━━━━━ Exercise materials ━━━━━

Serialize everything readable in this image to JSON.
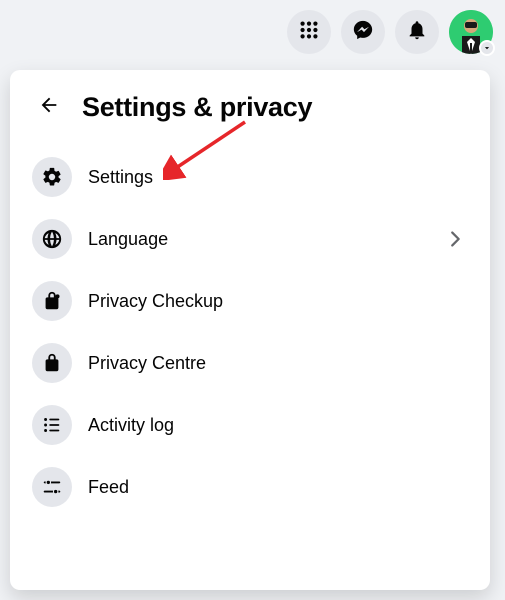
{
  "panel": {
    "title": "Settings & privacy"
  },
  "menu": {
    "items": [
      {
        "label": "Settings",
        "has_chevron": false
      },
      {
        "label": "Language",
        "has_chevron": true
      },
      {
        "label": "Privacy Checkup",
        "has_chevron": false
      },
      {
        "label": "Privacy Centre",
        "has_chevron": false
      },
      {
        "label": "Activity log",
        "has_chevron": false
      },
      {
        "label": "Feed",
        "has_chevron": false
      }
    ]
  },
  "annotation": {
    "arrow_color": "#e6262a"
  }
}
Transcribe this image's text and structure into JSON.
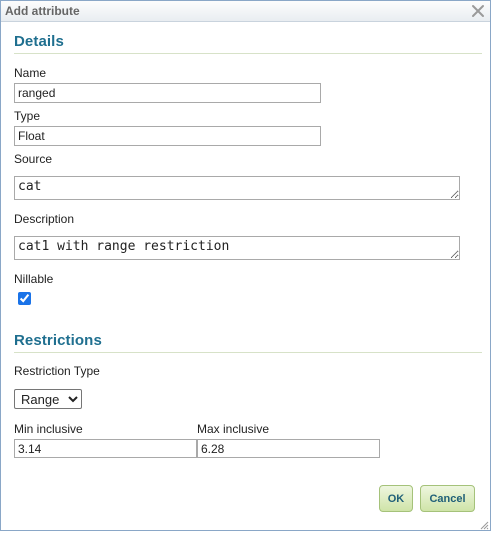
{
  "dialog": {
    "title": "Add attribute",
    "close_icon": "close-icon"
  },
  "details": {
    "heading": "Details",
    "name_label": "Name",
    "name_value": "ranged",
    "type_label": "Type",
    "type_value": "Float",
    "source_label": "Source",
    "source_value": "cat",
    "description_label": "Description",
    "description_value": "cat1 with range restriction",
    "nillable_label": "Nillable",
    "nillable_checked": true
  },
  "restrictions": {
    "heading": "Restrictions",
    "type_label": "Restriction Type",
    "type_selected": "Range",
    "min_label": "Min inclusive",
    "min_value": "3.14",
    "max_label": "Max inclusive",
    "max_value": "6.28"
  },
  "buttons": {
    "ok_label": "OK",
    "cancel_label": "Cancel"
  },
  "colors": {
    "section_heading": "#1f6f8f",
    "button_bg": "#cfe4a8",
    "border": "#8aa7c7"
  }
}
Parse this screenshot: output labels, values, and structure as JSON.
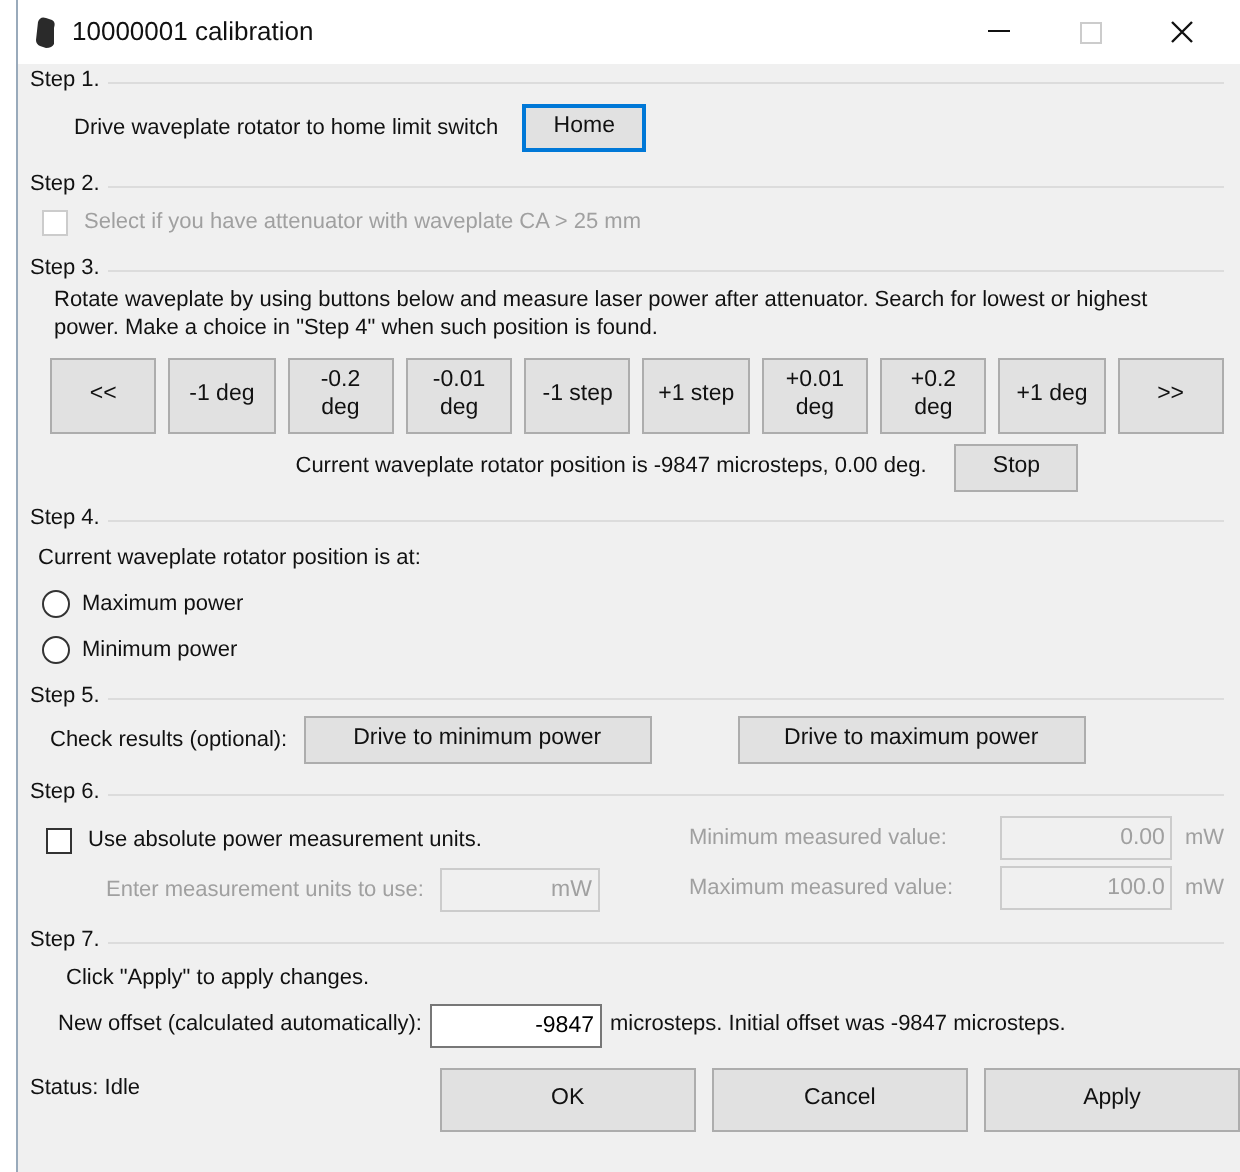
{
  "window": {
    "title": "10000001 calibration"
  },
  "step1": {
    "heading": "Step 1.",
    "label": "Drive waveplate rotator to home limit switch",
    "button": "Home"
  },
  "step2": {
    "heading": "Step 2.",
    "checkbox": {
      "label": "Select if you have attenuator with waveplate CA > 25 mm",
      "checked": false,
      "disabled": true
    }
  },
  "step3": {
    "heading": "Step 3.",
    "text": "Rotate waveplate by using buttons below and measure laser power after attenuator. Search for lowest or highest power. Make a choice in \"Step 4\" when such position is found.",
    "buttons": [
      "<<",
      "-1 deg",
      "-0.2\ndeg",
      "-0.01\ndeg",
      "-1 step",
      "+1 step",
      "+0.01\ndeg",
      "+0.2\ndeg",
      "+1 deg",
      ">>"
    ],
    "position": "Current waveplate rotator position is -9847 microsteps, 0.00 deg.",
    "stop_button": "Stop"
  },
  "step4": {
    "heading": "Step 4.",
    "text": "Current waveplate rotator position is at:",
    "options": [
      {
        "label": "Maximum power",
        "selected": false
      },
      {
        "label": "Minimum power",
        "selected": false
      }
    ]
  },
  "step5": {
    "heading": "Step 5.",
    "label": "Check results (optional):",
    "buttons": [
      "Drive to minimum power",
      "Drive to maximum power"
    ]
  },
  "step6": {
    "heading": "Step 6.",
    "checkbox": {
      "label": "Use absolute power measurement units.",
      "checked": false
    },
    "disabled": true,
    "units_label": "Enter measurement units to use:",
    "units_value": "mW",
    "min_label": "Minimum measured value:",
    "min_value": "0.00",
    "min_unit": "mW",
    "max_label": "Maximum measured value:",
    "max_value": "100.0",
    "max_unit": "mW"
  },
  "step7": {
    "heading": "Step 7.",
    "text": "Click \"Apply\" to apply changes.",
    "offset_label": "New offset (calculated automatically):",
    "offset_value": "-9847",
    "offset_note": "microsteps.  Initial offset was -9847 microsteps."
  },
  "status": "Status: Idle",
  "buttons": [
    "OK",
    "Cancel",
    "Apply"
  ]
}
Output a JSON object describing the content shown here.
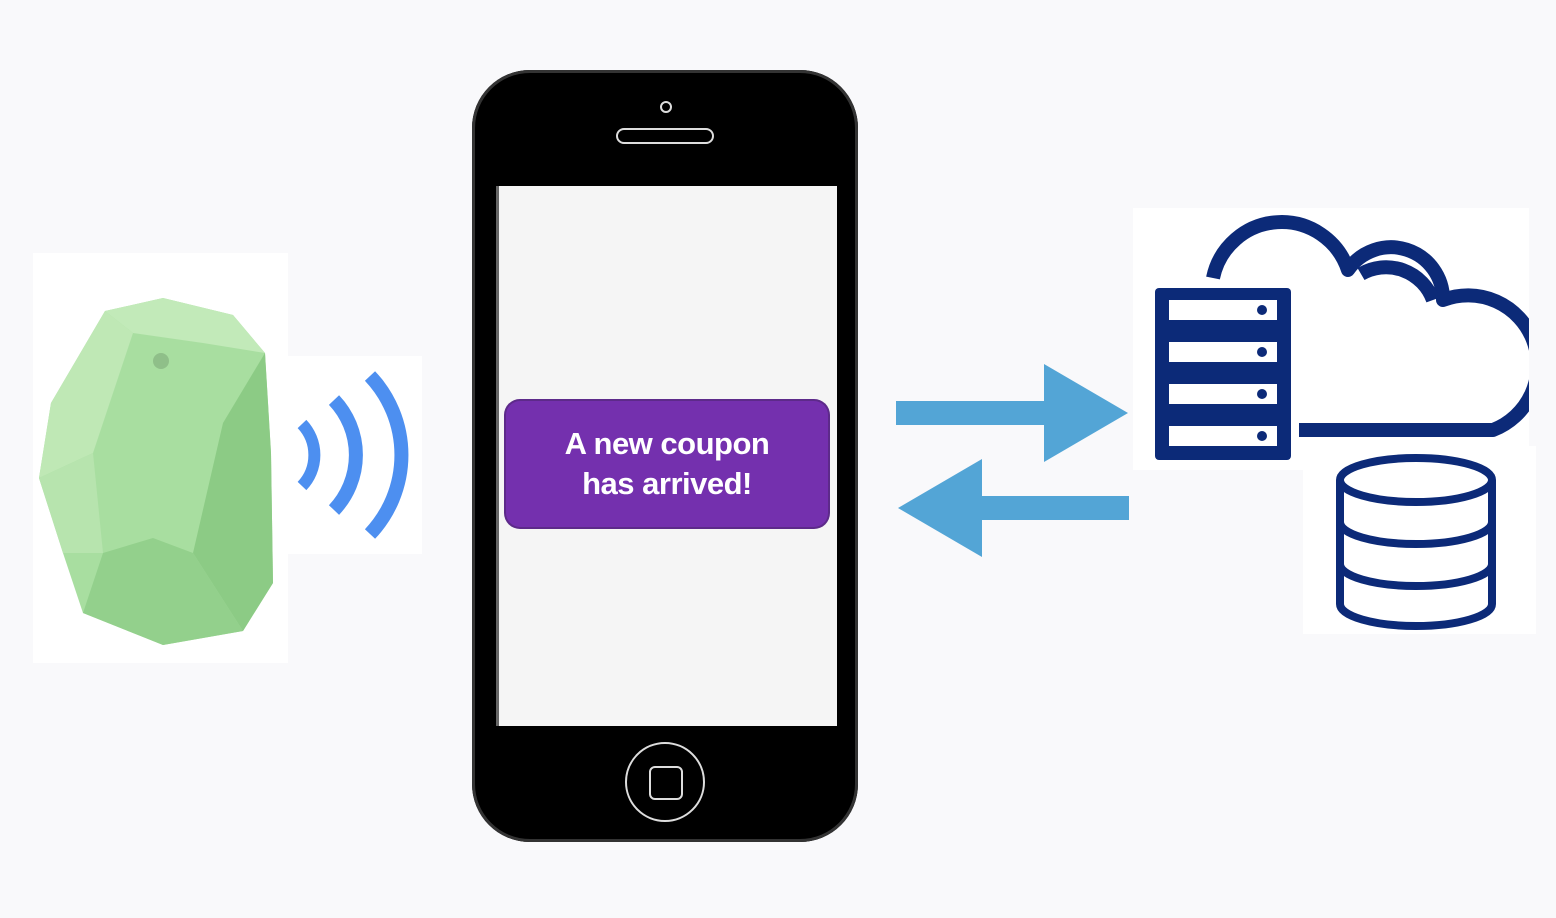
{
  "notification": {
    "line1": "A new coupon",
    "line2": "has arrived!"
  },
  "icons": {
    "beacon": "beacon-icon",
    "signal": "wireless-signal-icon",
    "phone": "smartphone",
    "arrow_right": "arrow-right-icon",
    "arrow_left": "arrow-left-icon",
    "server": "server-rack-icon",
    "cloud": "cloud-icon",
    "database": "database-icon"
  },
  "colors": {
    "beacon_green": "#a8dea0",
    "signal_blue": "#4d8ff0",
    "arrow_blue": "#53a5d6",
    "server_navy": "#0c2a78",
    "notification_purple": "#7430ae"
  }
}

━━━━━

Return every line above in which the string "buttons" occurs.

  "buttons": {
    "text": "Rotate waveplate by using buttons below and measure laser power after attenuator. Search for lowest or highest power. Make a choice in \"Step 4\" when such position is found.",
    "buttons": [
    "buttons": [
  "buttons": [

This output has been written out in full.